* WHAT THE TASK ASKS *
Search the records for the string "vald", then copy each line where it appears.

++++ GIVEN RECORDS ++++

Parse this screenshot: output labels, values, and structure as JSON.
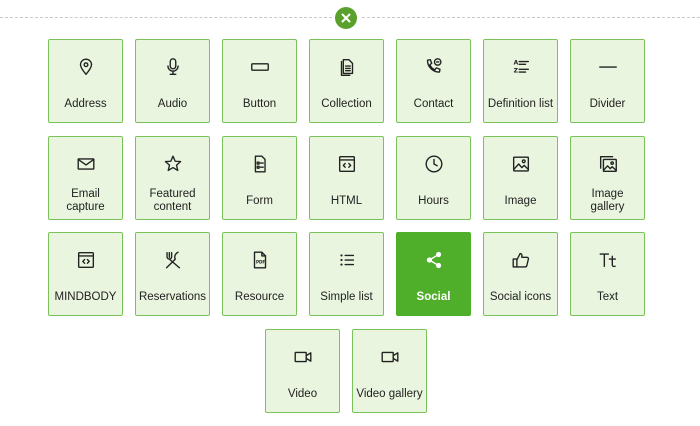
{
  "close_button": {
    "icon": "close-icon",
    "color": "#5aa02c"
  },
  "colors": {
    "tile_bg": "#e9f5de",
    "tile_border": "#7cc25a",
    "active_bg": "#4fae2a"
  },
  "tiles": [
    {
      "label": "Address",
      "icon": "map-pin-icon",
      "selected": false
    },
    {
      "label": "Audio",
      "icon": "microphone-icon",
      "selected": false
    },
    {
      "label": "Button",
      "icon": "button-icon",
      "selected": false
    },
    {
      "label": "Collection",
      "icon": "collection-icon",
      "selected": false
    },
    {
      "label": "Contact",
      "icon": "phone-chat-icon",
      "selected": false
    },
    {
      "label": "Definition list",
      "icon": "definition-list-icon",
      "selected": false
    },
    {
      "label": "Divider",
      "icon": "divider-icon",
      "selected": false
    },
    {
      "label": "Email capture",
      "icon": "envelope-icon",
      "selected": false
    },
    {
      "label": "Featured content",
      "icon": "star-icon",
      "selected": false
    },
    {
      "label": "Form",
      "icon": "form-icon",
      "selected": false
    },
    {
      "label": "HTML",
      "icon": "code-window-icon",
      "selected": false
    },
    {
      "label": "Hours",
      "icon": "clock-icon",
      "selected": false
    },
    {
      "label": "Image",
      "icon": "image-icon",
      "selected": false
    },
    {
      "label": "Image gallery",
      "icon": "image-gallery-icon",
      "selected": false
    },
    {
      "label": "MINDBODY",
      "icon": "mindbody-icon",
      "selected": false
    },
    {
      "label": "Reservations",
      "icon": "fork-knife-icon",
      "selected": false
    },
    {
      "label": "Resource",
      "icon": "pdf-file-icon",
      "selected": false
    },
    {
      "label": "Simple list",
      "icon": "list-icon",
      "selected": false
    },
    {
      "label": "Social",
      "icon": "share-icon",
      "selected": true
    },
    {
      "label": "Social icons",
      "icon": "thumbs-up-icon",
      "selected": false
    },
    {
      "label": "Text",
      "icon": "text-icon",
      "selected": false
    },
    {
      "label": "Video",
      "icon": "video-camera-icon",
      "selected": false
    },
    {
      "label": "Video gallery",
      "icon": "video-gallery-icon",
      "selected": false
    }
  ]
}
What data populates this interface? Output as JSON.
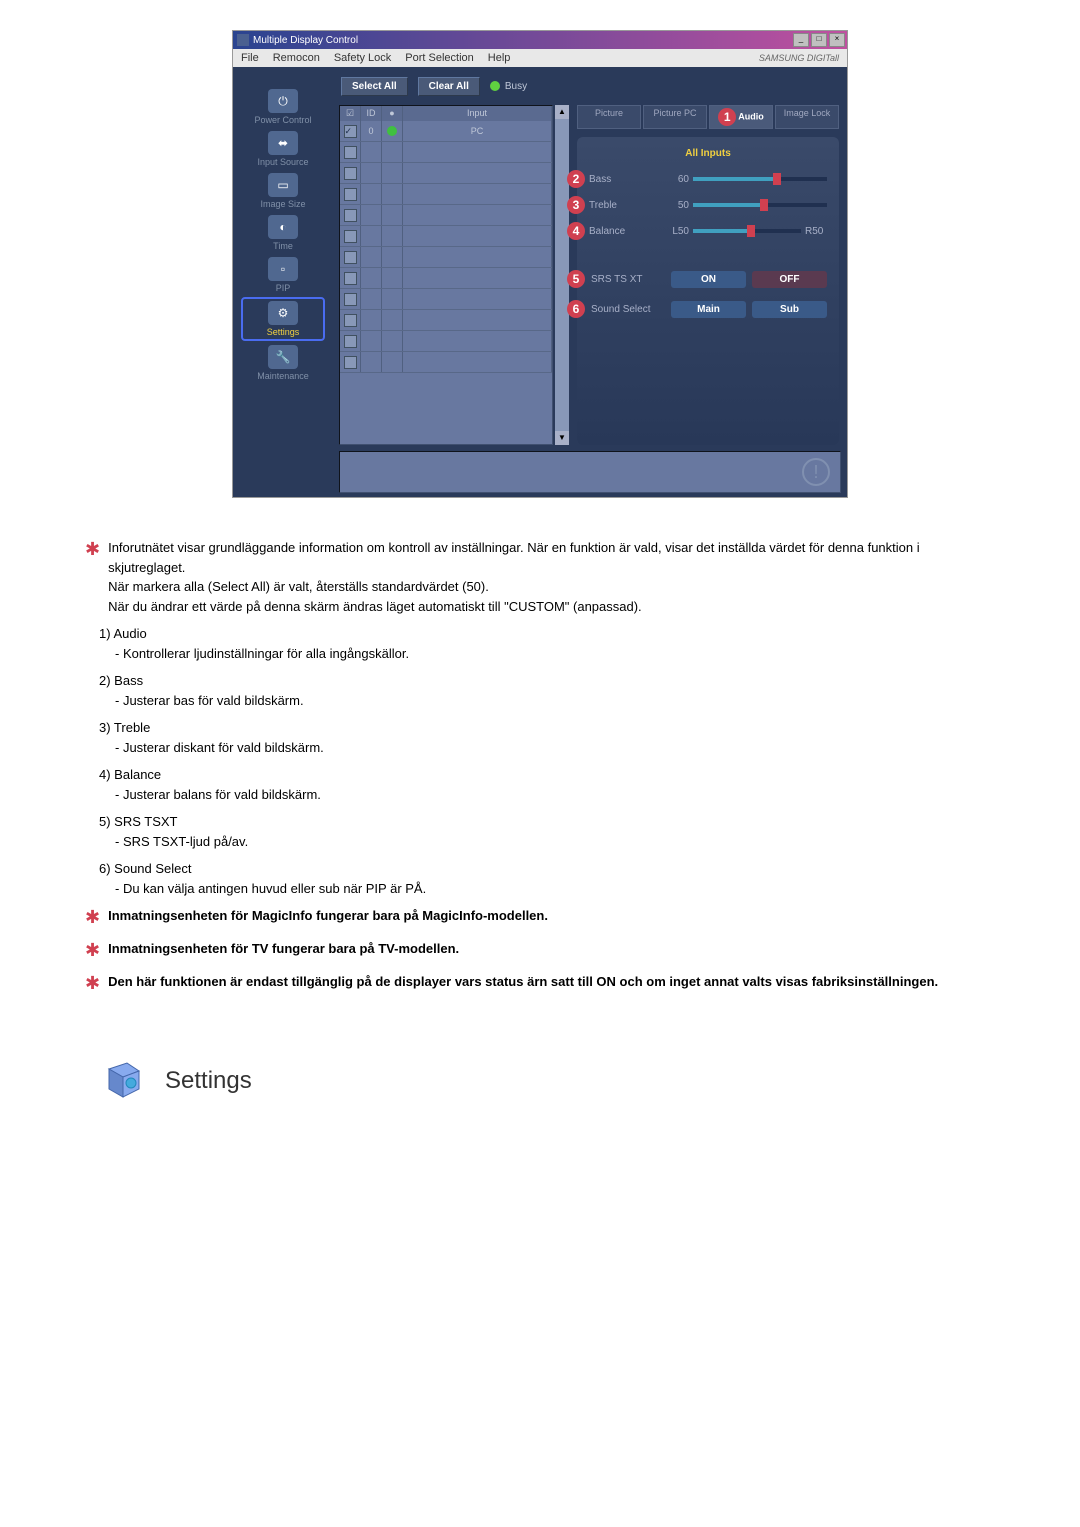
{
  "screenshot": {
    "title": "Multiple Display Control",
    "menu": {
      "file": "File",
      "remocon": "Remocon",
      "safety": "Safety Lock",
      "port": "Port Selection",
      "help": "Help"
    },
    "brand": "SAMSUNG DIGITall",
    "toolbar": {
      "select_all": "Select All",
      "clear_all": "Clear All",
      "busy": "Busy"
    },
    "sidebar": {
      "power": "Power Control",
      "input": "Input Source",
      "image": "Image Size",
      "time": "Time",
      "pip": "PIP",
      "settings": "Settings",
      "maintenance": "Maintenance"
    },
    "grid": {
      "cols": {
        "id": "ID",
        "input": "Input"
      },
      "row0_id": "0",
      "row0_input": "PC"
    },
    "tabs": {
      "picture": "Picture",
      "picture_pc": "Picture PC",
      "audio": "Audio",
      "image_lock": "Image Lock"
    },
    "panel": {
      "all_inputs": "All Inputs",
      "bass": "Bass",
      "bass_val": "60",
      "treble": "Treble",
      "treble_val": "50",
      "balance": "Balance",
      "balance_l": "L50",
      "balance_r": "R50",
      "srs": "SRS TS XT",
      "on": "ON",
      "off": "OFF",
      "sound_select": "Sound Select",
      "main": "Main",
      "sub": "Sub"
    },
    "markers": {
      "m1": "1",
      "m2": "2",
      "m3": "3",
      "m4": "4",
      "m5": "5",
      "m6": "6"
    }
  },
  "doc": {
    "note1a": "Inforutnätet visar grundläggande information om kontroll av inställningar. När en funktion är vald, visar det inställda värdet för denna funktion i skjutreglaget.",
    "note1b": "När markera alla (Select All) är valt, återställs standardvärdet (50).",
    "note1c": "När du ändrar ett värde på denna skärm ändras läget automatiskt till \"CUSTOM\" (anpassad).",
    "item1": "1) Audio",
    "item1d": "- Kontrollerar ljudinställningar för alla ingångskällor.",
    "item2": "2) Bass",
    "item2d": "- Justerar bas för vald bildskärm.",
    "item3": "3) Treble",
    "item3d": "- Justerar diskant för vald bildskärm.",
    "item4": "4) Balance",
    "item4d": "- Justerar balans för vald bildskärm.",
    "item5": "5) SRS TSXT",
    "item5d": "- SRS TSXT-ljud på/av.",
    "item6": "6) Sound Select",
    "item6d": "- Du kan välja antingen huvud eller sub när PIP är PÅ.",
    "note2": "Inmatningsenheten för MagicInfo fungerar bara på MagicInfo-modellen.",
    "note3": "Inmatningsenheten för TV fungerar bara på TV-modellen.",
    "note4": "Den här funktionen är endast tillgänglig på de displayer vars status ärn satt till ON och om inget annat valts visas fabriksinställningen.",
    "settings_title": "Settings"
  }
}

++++

* SOLUTION FOR THIS TASK *
    "note1a": "Inforutnätet visar grundläggande information om kontroll av inställningar. När en funktion är vald, visar det inställda värdet för denna funktion i skjutreglaget.",
    "item2d": "- Justerar bas för vald bildskärm.",
    "item3d": "- Justerar diskant för vald bildskärm.",
    "item4d": "- Justerar balans för vald bildskärm.",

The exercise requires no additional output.